The boys at Computer Village are not smiling. What street corner drug peddlers are to American Hip Hop, the ICT road traders are to Nigeria. They personify hustle. Despite Lagos state governor Akinwunmi Ambode’s decision to enforce the 2003 Street Trading and Illegal Market Prohibition Law, criminalising street trading, with a hefty N90,000 ($300) fine
The boys at Computer Village are not smiling. What street corner drug peddlers are to American Hip Hop, the ICT road traders are to Nigeria. They personify hustle. Despite Lagos state governor Akinwunmi Ambode’s decision to enforce the 2003 Street Trading and Illegal Market Prohibition Law, criminalising street trading, with a hefty N90,000 ($300) fine (or get a six-month jail term) for anyone who patronises them, roadside trading still continues on the streets of West Africa’s largest ICT market (be reminded that there’s a police station right at the centre of Computer Village).
According to a Vanguard report, Chibuzo, a pirated software seller along Oremeji Street off popular Otigba Street, complained that there have been incessant harassments from law enforcement agents and sales have plummeted since the ban.
“But how do you want me to survive? I cannot afford to pay for shop. I do not have the financial strength to do that. I am a father of four. I have to pay bills. Hawking is better than robbery. Government should create an enabling environment for low income earners to thrive.
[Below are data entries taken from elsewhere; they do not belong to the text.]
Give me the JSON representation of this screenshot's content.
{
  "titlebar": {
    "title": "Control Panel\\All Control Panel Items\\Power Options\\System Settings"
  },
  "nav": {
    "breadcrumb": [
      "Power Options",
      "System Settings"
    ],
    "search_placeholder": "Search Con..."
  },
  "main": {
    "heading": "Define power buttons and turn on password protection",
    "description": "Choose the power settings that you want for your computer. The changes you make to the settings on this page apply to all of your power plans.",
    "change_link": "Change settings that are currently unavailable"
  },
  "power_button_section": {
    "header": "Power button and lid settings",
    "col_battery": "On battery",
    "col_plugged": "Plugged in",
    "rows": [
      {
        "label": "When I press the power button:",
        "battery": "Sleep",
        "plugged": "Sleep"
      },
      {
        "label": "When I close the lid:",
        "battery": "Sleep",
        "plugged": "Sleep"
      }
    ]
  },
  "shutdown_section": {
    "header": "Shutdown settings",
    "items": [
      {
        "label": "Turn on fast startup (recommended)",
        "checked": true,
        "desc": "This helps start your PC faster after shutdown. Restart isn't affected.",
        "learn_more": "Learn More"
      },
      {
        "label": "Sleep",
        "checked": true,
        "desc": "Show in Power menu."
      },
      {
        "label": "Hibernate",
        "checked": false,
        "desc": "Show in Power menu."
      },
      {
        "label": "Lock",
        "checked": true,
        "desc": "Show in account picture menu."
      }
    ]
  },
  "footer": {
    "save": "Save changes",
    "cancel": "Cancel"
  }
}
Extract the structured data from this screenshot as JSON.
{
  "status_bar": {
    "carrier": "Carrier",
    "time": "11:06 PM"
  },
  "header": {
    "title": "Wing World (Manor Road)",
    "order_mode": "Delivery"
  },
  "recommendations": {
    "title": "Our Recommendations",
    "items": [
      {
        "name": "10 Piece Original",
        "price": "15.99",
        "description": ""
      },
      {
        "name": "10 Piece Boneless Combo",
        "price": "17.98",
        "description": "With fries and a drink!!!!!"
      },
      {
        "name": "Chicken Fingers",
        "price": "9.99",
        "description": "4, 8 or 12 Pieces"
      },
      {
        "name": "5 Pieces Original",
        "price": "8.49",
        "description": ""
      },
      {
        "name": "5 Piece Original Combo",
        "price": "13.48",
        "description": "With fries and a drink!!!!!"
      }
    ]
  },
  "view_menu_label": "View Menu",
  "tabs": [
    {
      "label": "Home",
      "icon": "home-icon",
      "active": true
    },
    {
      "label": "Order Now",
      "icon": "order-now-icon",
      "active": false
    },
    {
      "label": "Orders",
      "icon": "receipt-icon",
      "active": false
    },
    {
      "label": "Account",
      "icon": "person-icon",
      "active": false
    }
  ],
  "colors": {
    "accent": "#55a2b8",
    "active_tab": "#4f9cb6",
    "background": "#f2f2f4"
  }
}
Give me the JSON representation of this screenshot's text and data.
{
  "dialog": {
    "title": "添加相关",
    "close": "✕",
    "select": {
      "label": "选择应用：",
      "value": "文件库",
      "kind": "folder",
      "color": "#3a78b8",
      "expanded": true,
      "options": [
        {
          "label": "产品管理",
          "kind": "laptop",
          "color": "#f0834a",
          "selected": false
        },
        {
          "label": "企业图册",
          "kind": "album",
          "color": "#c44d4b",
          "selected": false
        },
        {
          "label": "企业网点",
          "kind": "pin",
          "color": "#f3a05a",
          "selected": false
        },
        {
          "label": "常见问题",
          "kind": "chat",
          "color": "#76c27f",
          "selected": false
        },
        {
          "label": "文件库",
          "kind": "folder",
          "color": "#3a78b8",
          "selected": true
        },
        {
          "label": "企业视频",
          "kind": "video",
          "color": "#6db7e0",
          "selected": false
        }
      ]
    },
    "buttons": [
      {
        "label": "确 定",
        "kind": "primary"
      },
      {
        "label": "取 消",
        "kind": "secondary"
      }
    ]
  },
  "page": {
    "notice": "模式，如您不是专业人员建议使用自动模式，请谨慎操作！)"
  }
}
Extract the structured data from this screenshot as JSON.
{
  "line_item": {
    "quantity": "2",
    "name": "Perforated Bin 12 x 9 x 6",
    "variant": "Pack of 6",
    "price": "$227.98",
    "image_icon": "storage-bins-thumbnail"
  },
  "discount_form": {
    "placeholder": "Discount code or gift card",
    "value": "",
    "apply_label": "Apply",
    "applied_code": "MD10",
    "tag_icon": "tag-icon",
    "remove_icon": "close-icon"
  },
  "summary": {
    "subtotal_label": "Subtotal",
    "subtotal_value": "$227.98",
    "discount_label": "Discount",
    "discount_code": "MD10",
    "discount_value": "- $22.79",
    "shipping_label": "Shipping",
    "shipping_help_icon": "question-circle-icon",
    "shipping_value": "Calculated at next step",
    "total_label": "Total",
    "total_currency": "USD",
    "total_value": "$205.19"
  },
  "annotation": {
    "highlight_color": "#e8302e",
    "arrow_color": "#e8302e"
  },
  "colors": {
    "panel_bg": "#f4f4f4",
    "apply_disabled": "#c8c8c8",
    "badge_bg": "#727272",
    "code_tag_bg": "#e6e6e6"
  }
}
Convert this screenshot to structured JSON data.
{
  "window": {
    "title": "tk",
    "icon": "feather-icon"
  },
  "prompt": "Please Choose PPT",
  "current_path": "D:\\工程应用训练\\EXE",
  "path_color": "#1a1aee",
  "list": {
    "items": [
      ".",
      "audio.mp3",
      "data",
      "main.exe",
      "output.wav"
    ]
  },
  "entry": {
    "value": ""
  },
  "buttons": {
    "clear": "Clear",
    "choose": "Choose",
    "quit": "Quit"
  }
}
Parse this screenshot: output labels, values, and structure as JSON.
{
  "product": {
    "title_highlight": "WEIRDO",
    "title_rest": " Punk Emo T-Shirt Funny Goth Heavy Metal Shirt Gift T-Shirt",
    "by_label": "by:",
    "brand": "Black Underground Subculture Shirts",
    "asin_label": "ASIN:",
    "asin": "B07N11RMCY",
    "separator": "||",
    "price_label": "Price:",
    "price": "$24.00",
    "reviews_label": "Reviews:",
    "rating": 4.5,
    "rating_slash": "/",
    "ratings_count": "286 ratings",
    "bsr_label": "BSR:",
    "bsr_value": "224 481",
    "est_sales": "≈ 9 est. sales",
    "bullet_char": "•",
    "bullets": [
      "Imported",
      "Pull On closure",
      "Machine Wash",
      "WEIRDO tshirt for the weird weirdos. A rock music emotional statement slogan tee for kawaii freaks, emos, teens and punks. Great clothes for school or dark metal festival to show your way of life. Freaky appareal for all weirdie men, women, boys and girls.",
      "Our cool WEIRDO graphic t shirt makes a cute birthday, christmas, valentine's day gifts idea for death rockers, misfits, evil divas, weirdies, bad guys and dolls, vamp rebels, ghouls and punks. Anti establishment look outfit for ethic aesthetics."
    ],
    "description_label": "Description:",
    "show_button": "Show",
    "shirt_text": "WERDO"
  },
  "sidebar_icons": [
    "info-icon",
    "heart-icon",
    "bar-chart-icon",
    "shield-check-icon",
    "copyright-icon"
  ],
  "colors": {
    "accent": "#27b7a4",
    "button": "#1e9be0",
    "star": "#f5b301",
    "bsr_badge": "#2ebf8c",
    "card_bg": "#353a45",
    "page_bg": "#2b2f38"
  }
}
That is the only way to go otherwise there will be more militancies”, he lamented.
Another source, a phone seller in Otigba street in Computer Village described the ban as insensitive.
“Hawking in the street of this market is better than prostitution. The people you see in this street are responsible. Some are married. Some are still single. Some of them have one family responsibility or the other. The government should provide an alternative for the street traders who cannot afford to pay for full shops. But one must survive”, she explained.
By the way, annual rent for a shop on Otigba run well into millions of naira (at least $7,000).
In an interesting twist of views, Public Relations Officer of the Computer and Allied Product Dealers Association of Nigeria (CAPDAN), Mr Godwin Enamor, has stated the obvious that street trading in Computer Village is obstructing movement of goods and persons.
“It is scaring foreign investors. But it is hoped that the market will wear a new look soon as the government plans to provide enabling environment for every business to thrive in the market,” he said.
Well, this is not the first time the Lagos state government will be at loggerheads with guys at Computer Village. The state government has unsuccessfully tried severally to move the whole market away from the residential area it is located. We will see how this pans out…